Mexico has a total of 6,425 intensive care unit beds with ventilators for a country of 129 million, but a relatively low number of cases. The following weeks are crucial.
The coronavirus pandemic has tested almost every health system in the world. In Mexico, the President has downplayed the threat of the virus, and some experts believe the country is acting too little too late.
Mexico is still confronting phase two of the pandemic. On April 6, the Secretary of Health confirmed 8,358 positive cases of COVID — 19 and 125 deaths. In comparison with the neighboring United States, where there are 307,318 confirmed cases and 10,908 victims, the Latin American country has relatively few positive cases, but testing is limited. According to Mexican authorities, the weeks to come will be crucial.
However, the country continues to export medical devices and even workers willing to work to the U.S. Less than a year after President Trump threatened to impose tariffs, border towns like Tijuana have ramped up production.
“There’s this incredible irony that many of the medical devices that will save lives in the United States were made in Mexico, but most Mexicans won’t have access to them,” said Andrew Selee, president of the Migration Policy Institute, a Washington think tank, to The Washington Post.
On March 26, Undersecretary of Health Prevention and Promotion, Dr. Hugo López-Gatell, said Mexico will definitely move to Phase 3, where the levels of transmission are higher and the risk that the health system may collapse becomes greater.
On April 5, during the announcement of an economic plan against coronavirus, Mexican President Andrés Manuel López Obrador said: “The hardest part of the epidemic is yet to come.”
Since March 23, Mexico had implemented the “National Day of Healthy Distance,” as well as social preventive measures to stop the coronavirus spread and to flatten the pandemic’s transmission curve.
Like in other countries, most patients who test positive for COVID-19 in Mexico recover at home and only 23.53% of the people need to be hospitalized. Of this number, 9.85% are considered to be in a stable condition, 12.51% need to be cared for in intensive care units (ICU) and 1.17% have to be intubated.
Millions of Mexicans are wondering if the state will have the capacity to face coronavirus in the upcoming weeks, when the curve will be higher. Last Sunday, López Obrador said that Mexico has a total of 6,425 intensive care unit beds with ventilators, which are required to give artificial respiration to patients in more critical condition.

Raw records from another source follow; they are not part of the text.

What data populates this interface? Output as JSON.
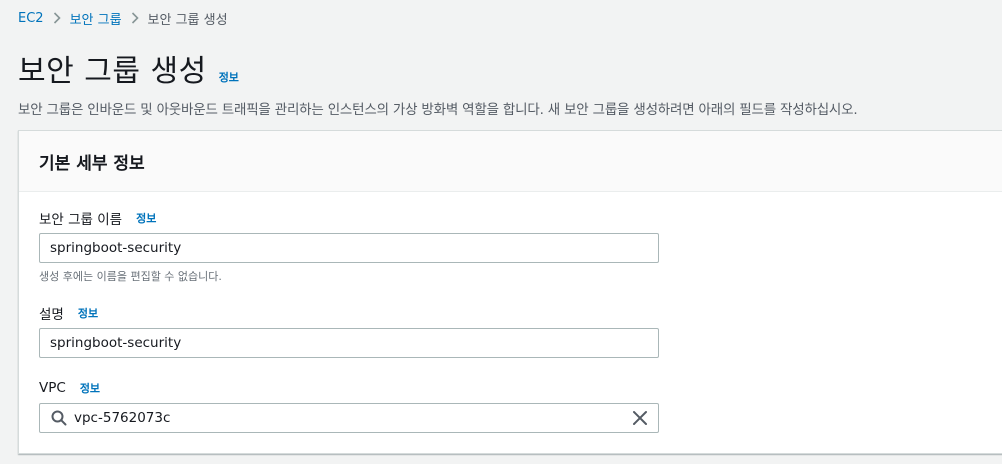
{
  "breadcrumb": {
    "items": [
      "EC2",
      "보안 그룹",
      "보안 그룹 생성"
    ]
  },
  "header": {
    "title": "보안 그룹 생성",
    "info_label": "정보",
    "description": "보안 그룹은 인바운드 및 아웃바운드 트래픽을 관리하는 인스턴스의 가상 방화벽 역할을 합니다. 새 보안 그룹을 생성하려면 아래의 필드를 작성하십시오."
  },
  "basic_details": {
    "title": "기본 세부 정보",
    "name_field": {
      "label": "보안 그룹 이름",
      "info_label": "정보",
      "value": "springboot-security",
      "constraint": "생성 후에는 이름을 편집할 수 없습니다."
    },
    "description_field": {
      "label": "설명",
      "info_label": "정보",
      "value": "springboot-security"
    },
    "vpc_field": {
      "label": "VPC",
      "info_label": "정보",
      "value": "vpc-5762073c"
    }
  },
  "colors": {
    "link": "#0073bb",
    "background": "#f2f3f3",
    "panel": "#ffffff",
    "input_border": "#aab7b8",
    "text": "#16191f",
    "muted": "#545b64"
  },
  "icons": {
    "separator": "chevron-right-icon",
    "search": "search-icon",
    "clear": "close-icon"
  }
}
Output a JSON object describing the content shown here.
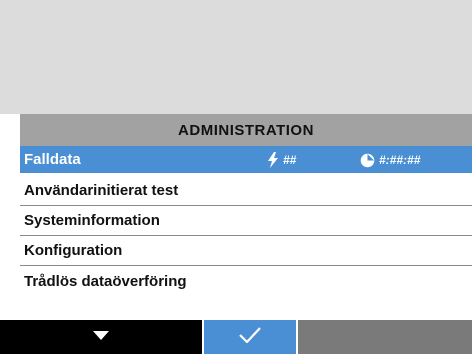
{
  "menu": {
    "title": "ADMINISTRATION",
    "selected": {
      "label": "Falldata",
      "shock_count": "##",
      "time": "#:##:##"
    },
    "items": [
      {
        "label": "Användarinitierat test"
      },
      {
        "label": "Systeminformation"
      },
      {
        "label": "Konfiguration"
      },
      {
        "label": "Trådlös dataöverföring"
      }
    ]
  },
  "softkeys": [
    {
      "icon": "down-arrow-icon",
      "color": "#000000"
    },
    {
      "icon": "checkmark-icon",
      "color": "#4a8fd4"
    },
    {
      "icon": "",
      "color": "#7a7a7a"
    }
  ],
  "colors": {
    "header_bg": "#a2a2a2",
    "selected_bg": "#4a8fd4",
    "top_area_bg": "#dcdcdc"
  }
}
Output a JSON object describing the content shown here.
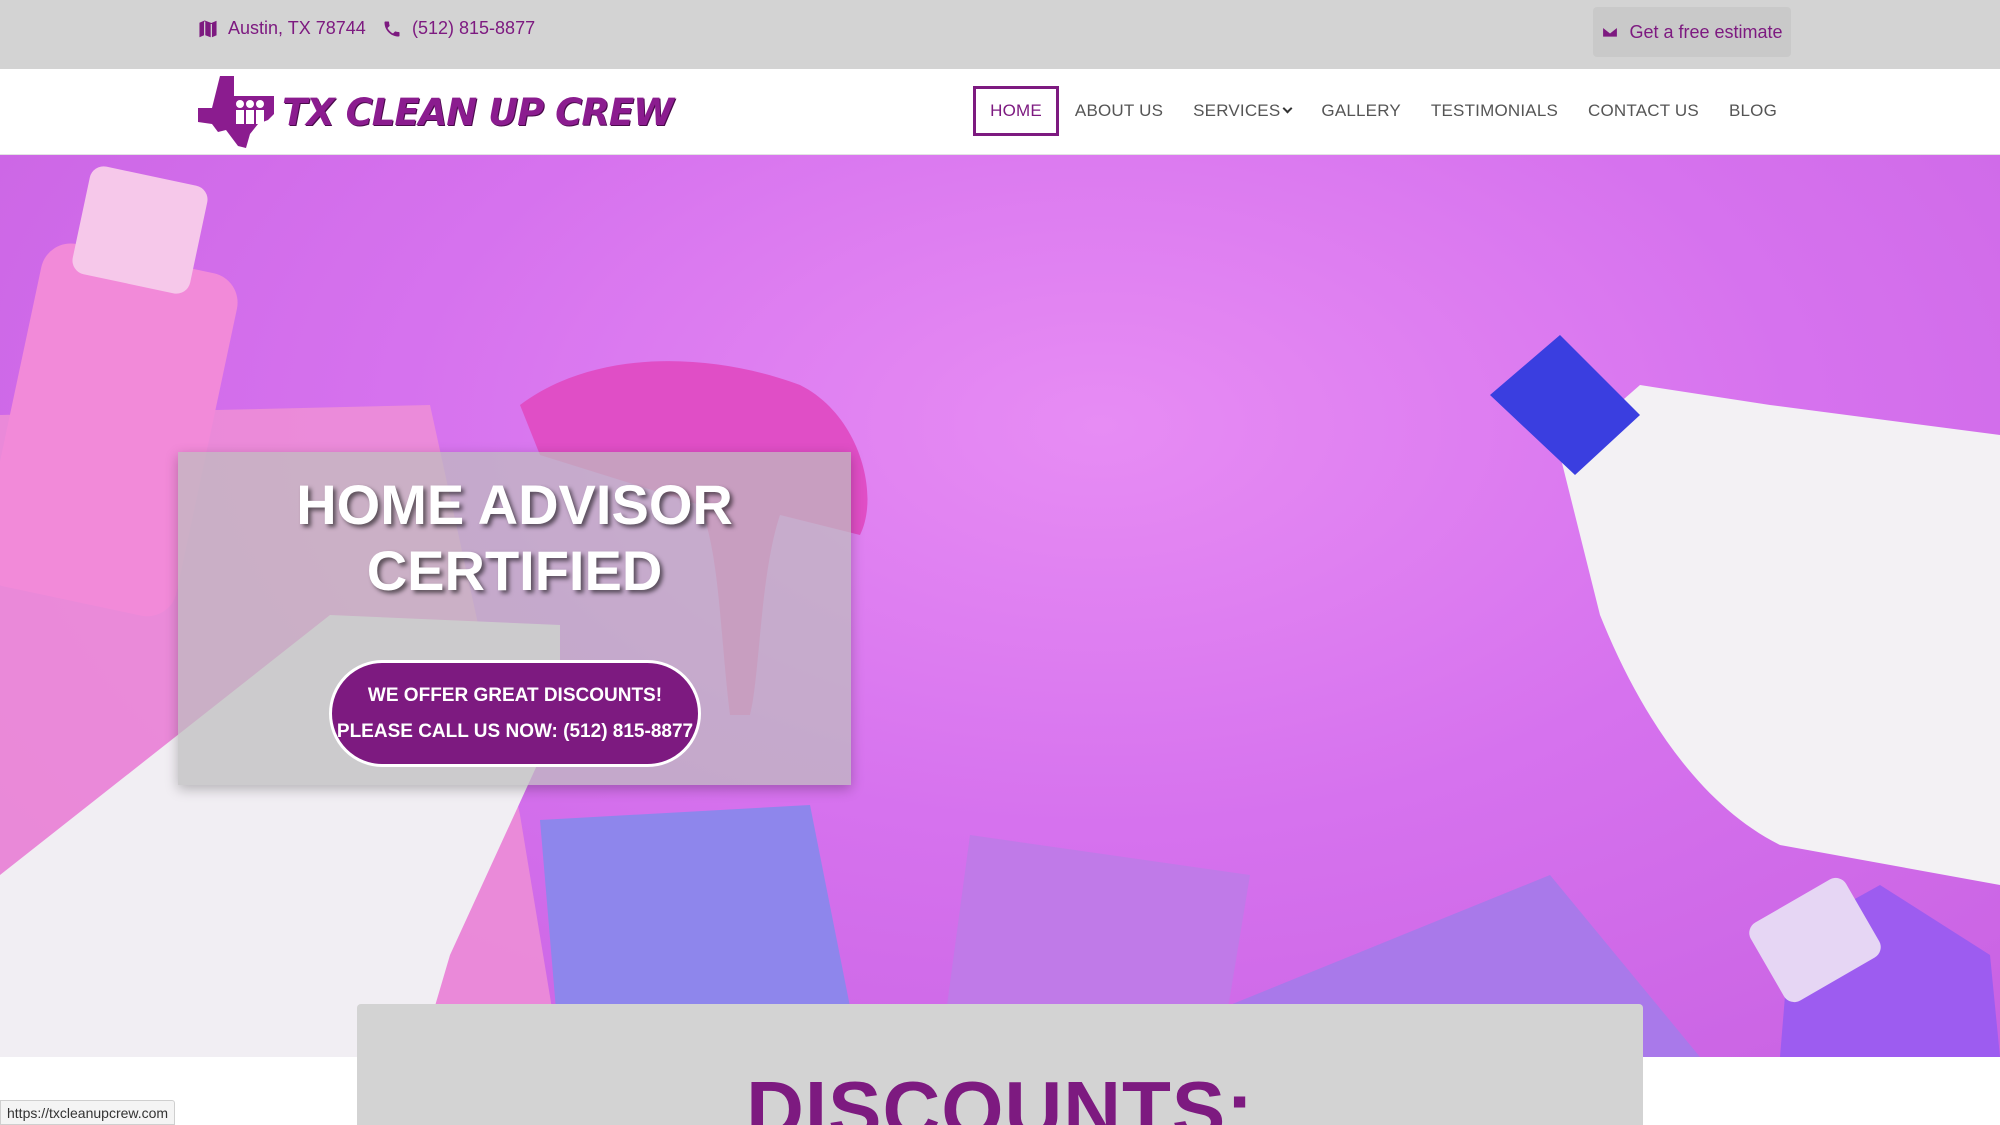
{
  "topbar": {
    "address": "Austin, TX 78744",
    "phone": "(512) 815-8877",
    "estimate_label": "Get a free estimate"
  },
  "brand": {
    "logo_text": "TX CLEAN UP CREW",
    "color": "#7d1a80"
  },
  "nav": {
    "items": [
      {
        "label": "HOME",
        "active": true
      },
      {
        "label": "ABOUT US"
      },
      {
        "label": "SERVICES",
        "has_dropdown": true
      },
      {
        "label": "GALLERY"
      },
      {
        "label": "TESTIMONIALS"
      },
      {
        "label": "CONTACT US"
      },
      {
        "label": "BLOG"
      }
    ]
  },
  "hero": {
    "heading_line1": "HOME ADVISOR",
    "heading_line2": "CERTIFIED",
    "cta_line1": "WE OFFER GREAT DISCOUNTS!",
    "cta_line2": "PLEASE CALL US NOW: (512) 815-8877"
  },
  "discounts": {
    "heading": "DISCOUNTS:"
  },
  "status": {
    "url": "https://txcleanupcrew.com"
  }
}
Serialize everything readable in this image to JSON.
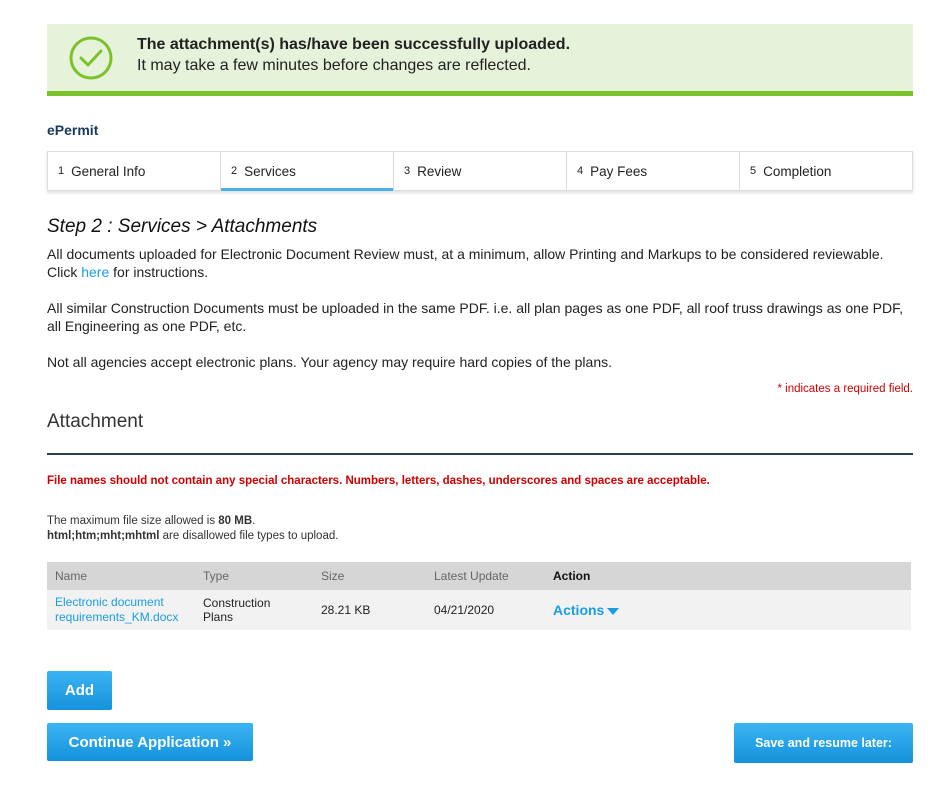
{
  "banner": {
    "title": "The attachment(s) has/have been successfully uploaded.",
    "subtitle": "It may take a few minutes before changes are reflected.",
    "icon": "check-circle-icon",
    "accent": "#7cc22a"
  },
  "module_name": "ePermit",
  "steps": [
    {
      "num": "1",
      "label": "General Info"
    },
    {
      "num": "2",
      "label": "Services"
    },
    {
      "num": "3",
      "label": "Review"
    },
    {
      "num": "4",
      "label": "Pay Fees"
    },
    {
      "num": "5",
      "label": "Completion"
    }
  ],
  "active_step": "2",
  "step_title": "Step 2 : Services > Attachments",
  "paragraphs": {
    "p1_before": "All documents uploaded for Electronic Document Review must, at a minimum, allow Printing and Markups to be considered reviewable. Click ",
    "p1_link": "here",
    "p1_after": " for instructions.",
    "p2": "All similar Construction Documents must be uploaded in the same PDF. i.e. all plan pages as one PDF, all roof truss drawings as one PDF, all Engineering as one PDF, etc.",
    "p3": "Not all agencies accept electronic plans.  Your agency may require hard copies of the plans."
  },
  "required_note": "* indicates a required field.",
  "section_title": "Attachment",
  "warning": "File names should not contain any special characters. Numbers, letters, dashes, underscores and spaces are acceptable.",
  "file_info": {
    "max_size_prefix": "The maximum file size allowed is ",
    "max_size_value": "80 MB",
    "max_size_suffix": ".",
    "disallowed_types": "html;htm;mht;mhtml",
    "disallowed_suffix": " are disallowed file types to upload."
  },
  "table": {
    "headers": {
      "name": "Name",
      "type": "Type",
      "size": "Size",
      "latest_update": "Latest Update",
      "action": "Action"
    },
    "rows": [
      {
        "name_line1": "Electronic document",
        "name_line2": "requirements_KM.docx",
        "type_line1": "Construction",
        "type_line2": "Plans",
        "size": "28.21 KB",
        "latest_update": "04/21/2020",
        "action": "Actions"
      }
    ]
  },
  "buttons": {
    "add": "Add",
    "continue": "Continue Application »",
    "save": "Save and resume later:"
  },
  "colors": {
    "link": "#1a9ee0",
    "button": "#1592dc",
    "required": "#d00000",
    "banner_bg": "#e6f2da"
  }
}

According to NGO México Evalúa, 250,656 people could be infected by COVID-19 if this trend continues. Considering that 80% of people recover at home, the organization estimates that 24,564 will need to be admitted to the hospital and 10,528 will enter ICU.
Last Sunday, López Obrador said that National Defense and Marine Secretaries will also join the fight against coronavirus. With these two institutions, the Mexican president estimated that there will “soon” be 1,399 additional ICU beds and doctors exclusively for patients with COVID-19.
Considering the actual number of ICU beds and mechanical ventilators, there is likely to be a lack of 2,614 beds and ventilators just for future COVID-19 patients, without considering patients with other needs.
On March 27, López Obrador also said that Secretary of Foreign Affairs, Marcelo Ebrard, was trying to buy 5,000 more ventilators abroad; not a simple task, considering that other countries are pursuing the same objective in the middle of coronavirus pandemic.
Beyond the ICU beds and ventilators required for patients in critical conditions, there’s a lack of basic medical equipment in many hospitals. The National Assembly of Residents, a Mexican health workers organization with more than 9,000 Mexican health workers, made a survey with 400 interns and nurses of 200 hospitals and the results are shocking: 83% of the respondents said there was a lack of N95 mask, 71% said that gloves were missing and 56% complained about the lack of protective glasses.
In a few weeks, Mexicans will know how their health system managed the pandemic that has paralyzed other countries around the world or if, as President López Obrador put it, it was just a “passing crisis.”